The answer must consist of each line below that contains the word "xiaoze", copied in full.

BEGIN Excerpted records

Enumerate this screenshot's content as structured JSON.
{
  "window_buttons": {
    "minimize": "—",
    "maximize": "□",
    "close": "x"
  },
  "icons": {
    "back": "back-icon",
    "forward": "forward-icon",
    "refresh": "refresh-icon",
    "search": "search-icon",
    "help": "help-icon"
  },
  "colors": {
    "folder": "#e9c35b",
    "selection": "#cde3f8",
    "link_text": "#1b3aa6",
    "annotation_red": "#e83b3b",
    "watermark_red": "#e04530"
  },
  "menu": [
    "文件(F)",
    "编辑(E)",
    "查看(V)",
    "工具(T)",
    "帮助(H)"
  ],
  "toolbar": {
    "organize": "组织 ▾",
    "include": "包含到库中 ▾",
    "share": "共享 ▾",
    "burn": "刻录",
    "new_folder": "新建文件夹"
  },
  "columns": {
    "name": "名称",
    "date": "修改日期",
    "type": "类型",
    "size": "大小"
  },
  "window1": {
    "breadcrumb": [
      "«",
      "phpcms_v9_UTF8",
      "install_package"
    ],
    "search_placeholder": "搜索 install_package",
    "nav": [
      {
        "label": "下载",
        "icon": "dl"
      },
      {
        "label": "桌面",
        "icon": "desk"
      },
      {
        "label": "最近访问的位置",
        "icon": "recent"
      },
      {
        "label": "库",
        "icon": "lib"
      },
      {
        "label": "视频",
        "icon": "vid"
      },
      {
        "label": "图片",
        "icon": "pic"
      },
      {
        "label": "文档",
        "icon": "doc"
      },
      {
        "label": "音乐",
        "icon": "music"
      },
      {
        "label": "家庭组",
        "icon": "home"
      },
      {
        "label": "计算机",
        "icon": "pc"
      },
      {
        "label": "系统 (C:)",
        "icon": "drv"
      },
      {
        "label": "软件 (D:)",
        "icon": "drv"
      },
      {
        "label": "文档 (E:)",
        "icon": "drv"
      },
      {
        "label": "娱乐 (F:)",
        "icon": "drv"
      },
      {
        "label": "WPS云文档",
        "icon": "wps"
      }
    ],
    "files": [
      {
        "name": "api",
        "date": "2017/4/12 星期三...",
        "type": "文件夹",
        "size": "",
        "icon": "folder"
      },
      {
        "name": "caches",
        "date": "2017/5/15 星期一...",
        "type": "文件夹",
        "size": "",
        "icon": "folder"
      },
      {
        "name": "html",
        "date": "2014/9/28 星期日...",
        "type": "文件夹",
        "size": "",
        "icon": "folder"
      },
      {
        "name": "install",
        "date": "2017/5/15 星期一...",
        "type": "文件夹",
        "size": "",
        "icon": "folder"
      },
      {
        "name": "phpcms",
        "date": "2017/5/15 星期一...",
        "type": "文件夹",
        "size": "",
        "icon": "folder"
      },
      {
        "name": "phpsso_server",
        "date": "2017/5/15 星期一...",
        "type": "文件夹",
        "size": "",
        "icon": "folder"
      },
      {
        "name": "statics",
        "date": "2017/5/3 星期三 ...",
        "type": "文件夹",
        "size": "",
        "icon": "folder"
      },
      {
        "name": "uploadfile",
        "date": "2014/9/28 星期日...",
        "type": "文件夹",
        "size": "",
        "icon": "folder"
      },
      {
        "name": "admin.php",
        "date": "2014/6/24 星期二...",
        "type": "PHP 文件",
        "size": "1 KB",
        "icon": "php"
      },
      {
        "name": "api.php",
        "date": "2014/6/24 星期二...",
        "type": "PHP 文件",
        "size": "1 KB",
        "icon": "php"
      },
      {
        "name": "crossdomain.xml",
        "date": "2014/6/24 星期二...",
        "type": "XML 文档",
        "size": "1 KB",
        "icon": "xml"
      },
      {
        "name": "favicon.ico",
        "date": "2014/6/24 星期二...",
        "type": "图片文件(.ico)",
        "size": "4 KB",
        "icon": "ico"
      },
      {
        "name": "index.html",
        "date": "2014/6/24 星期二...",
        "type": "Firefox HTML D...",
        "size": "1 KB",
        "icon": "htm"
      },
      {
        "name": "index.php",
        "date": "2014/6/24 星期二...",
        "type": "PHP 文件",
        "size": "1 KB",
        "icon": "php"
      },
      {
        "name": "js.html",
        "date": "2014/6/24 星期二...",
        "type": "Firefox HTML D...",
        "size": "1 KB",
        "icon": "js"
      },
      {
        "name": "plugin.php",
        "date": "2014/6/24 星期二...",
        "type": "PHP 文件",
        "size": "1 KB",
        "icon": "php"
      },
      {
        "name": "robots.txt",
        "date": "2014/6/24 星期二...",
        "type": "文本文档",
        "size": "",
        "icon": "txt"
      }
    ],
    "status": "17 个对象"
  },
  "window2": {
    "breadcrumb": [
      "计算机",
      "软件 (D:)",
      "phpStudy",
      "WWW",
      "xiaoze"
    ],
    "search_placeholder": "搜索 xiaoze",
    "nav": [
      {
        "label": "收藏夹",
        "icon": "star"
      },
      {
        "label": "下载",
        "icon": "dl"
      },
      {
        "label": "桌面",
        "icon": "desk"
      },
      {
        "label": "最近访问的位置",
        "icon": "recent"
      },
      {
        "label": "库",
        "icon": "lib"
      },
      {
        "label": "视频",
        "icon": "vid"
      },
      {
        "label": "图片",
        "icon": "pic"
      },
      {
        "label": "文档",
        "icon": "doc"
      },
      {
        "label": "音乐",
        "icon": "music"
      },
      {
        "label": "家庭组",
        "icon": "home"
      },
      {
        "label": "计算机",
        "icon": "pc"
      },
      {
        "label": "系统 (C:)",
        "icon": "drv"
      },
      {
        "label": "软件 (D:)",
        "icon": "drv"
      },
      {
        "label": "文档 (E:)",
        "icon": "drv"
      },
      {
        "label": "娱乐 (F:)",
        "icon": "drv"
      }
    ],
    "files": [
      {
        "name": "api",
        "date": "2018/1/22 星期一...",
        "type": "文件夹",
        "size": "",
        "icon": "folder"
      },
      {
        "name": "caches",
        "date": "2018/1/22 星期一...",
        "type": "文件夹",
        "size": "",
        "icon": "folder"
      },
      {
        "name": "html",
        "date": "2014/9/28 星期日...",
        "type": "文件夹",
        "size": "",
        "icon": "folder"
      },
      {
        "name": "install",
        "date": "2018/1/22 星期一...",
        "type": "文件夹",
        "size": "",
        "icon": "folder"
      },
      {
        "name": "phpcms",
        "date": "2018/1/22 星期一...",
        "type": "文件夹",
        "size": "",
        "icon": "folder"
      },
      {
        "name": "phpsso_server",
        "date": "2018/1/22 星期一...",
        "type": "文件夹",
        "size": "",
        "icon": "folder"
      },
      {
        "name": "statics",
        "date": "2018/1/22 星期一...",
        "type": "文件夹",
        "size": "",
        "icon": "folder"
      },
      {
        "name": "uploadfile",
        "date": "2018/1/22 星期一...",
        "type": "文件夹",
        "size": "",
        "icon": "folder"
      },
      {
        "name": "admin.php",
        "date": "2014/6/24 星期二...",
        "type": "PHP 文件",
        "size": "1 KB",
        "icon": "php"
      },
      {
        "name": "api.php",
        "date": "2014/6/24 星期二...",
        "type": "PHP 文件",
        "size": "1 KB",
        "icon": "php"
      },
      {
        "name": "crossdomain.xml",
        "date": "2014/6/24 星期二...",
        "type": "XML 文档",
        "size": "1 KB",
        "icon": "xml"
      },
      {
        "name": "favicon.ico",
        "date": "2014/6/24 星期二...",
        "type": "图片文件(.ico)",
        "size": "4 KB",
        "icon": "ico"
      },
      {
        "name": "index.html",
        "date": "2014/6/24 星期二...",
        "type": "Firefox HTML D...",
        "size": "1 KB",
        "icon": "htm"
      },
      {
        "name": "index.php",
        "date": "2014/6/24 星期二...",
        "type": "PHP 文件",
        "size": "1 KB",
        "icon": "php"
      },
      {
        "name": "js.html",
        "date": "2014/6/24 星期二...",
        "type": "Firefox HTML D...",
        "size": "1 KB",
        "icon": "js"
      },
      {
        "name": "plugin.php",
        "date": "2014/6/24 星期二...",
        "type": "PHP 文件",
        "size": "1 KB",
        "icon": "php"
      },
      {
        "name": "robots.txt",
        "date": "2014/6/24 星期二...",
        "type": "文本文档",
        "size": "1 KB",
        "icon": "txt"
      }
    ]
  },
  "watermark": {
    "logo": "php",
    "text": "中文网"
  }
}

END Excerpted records

* _Result of the exercise_:
      "xiaoze"
    "search_placeholder": "搜索 xiaoze",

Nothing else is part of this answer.